In our opinion, The Street had been waiting to see this kind of leadership from the company since its IPO.  It wanted to know if Beyond Meat, beyond the dreams of shifting the global food supply system to be more sustainable, healthy and cruelty-free, could actually run a fiscally responsible company.

They were waiting for a stronger balance sheet and a realistic path to profitability, showing management controlling spending. That’s what they got in this last call and, again, the stock was recently rewarded for this.

Beyond Meat was up 31% the day after the earnings call to $9.83 up from $7.52.  It surged 106% in after-hours trading following the earnings call on Tuesday, according to Bloomberg.  The company beat expectations for Q4, and 2023 was on par with yearly revenue predictions of $315M – $345M, compared to analysts’ $343.9M.  As of writing, the stock is $8.51.

Ethan Brown Beyond Meat
Ethan Brown © Beyond Meat

So, what now?

Even though operational spending was slashed in 2023, the company continued to innovate. It came out with the clean label, low saturated fat, cholesterol-free, plant-based steak tips in 2022, which were well received.

2024 will see the launch of a new burger as the company innovates for cleaner labels while not sacrificing on taste.  Additionally, Brown continues to bring down the price of its burgers to go head-to-head with meat analogues.

Beyond Meat will also discontinue its jerky to focus on company-wide profitability. While partnering with PepsiCo on the jerky may have seemed like a great idea for distribution and a feather in the company’s cap at the time, logistics or other reasons made it not profitable.  The stronger management choice was to make the unemotional decision to cut it and focus on a stronger balance sheet.   Again, the stock was recently rewarded for this.

Headwinds, however, still lay ahead.  Beyond Meat says it has enough cash to fund operations through the next 12 months, but that is all expected to raise additional capital in 2024 through the issuance of debt or equity securities.  This could dilute ownership in the company for current shareholders, reduce the market price for the stock, and would assume debt covenants and repayment obligations that could adversely impact the business.

This is in addition to the already has high debt load of $1.2 billion, surpassing its market cap of around $631 million.

Click here to display a historical stock chart of mentioned company in this article.
Learn more in Stockdio’s privacy policy.


So how does this all add up?  One positive earnings call isn’t enough to say if the brand is out of the woods.  Based on their own guidance if will take a year to stabilize the loss of revenue growth. Brown has a long way to go, obviously, to bring the company stock price back up.  However, if Beyond Meat can reach profitability wititinnovative products while managing its debt in a volatile economy that is starting to prioritize sustainable supply chains such as theirs, they may be close to turning a corner.

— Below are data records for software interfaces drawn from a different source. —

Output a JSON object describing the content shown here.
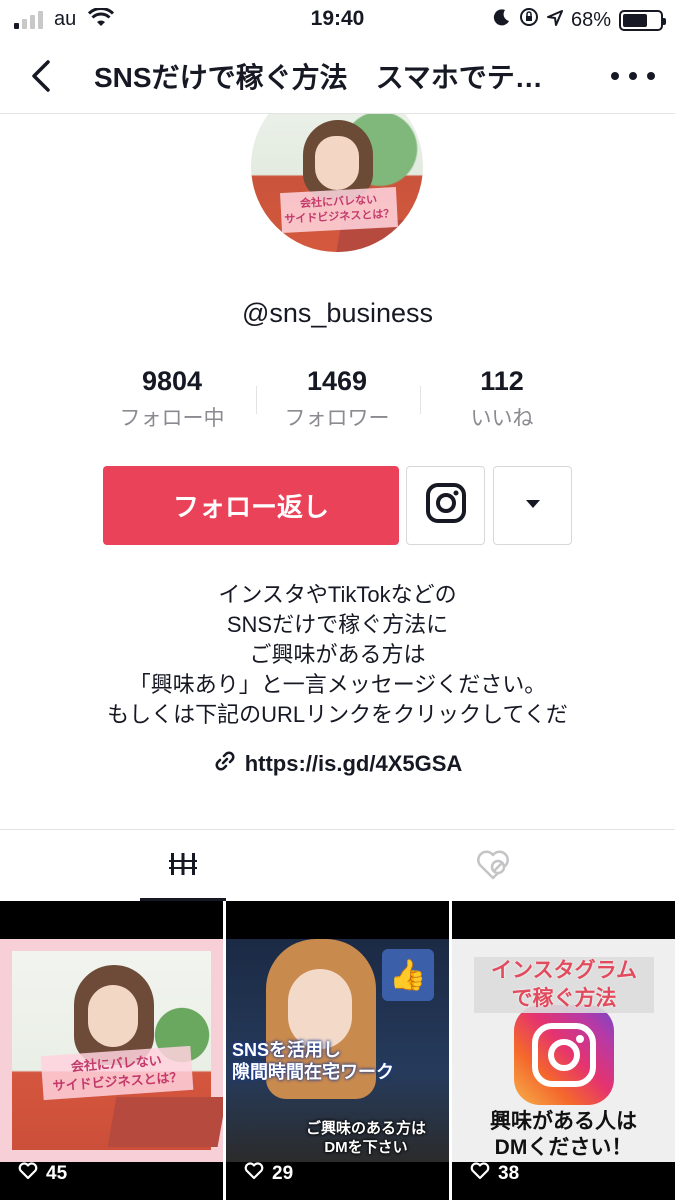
{
  "status_bar": {
    "carrier": "au",
    "time": "19:40",
    "battery": "68%",
    "battery_level": 0.68
  },
  "nav": {
    "title": "SNSだけで稼ぐ方法　スマホでテ…"
  },
  "avatar": {
    "badge_line1": "会社にバレない",
    "badge_line2": "サイドビジネスとは？"
  },
  "profile": {
    "username": "@sns_business",
    "stats": [
      {
        "value": "9804",
        "label": "フォロー中"
      },
      {
        "value": "1469",
        "label": "フォロワー"
      },
      {
        "value": "112",
        "label": "いいね"
      }
    ],
    "follow_button": "フォロー返し",
    "bio_lines": [
      "インスタやTikTokなどの",
      "SNSだけで稼ぐ方法に",
      "ご興味がある方は",
      "「興味あり」と一言メッセージください。",
      "もしくは下記のURLリンクをクリックしてくだ"
    ],
    "link": "https://is.gd/4X5GSA"
  },
  "tabs": {
    "videos_icon": "grid-icon",
    "liked_icon": "heart-hidden-icon"
  },
  "videos": [
    {
      "likes": "45",
      "text_line1": "会社にバレない",
      "text_line2": "サイドビジネスとは？"
    },
    {
      "likes": "29",
      "text_line1": "SNSを活用し",
      "text_line2": "隙間時間在宅ワーク",
      "text_line3": "ご興味のある方は",
      "text_line4": "DMを下さい"
    },
    {
      "likes": "38",
      "text_line1": "インスタグラム",
      "text_line2": "で稼ぐ方法",
      "text_line3": "興味がある人は",
      "text_line4": "DMください！"
    }
  ],
  "colors": {
    "accent": "#ea4359",
    "text": "#161823",
    "muted": "#8a8b91"
  }
}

For the audio version of this article, listen to Elysabeth’s Upside & Impact: Investing for Change podcast for the New York Stock Exchange here.

See all bookmarks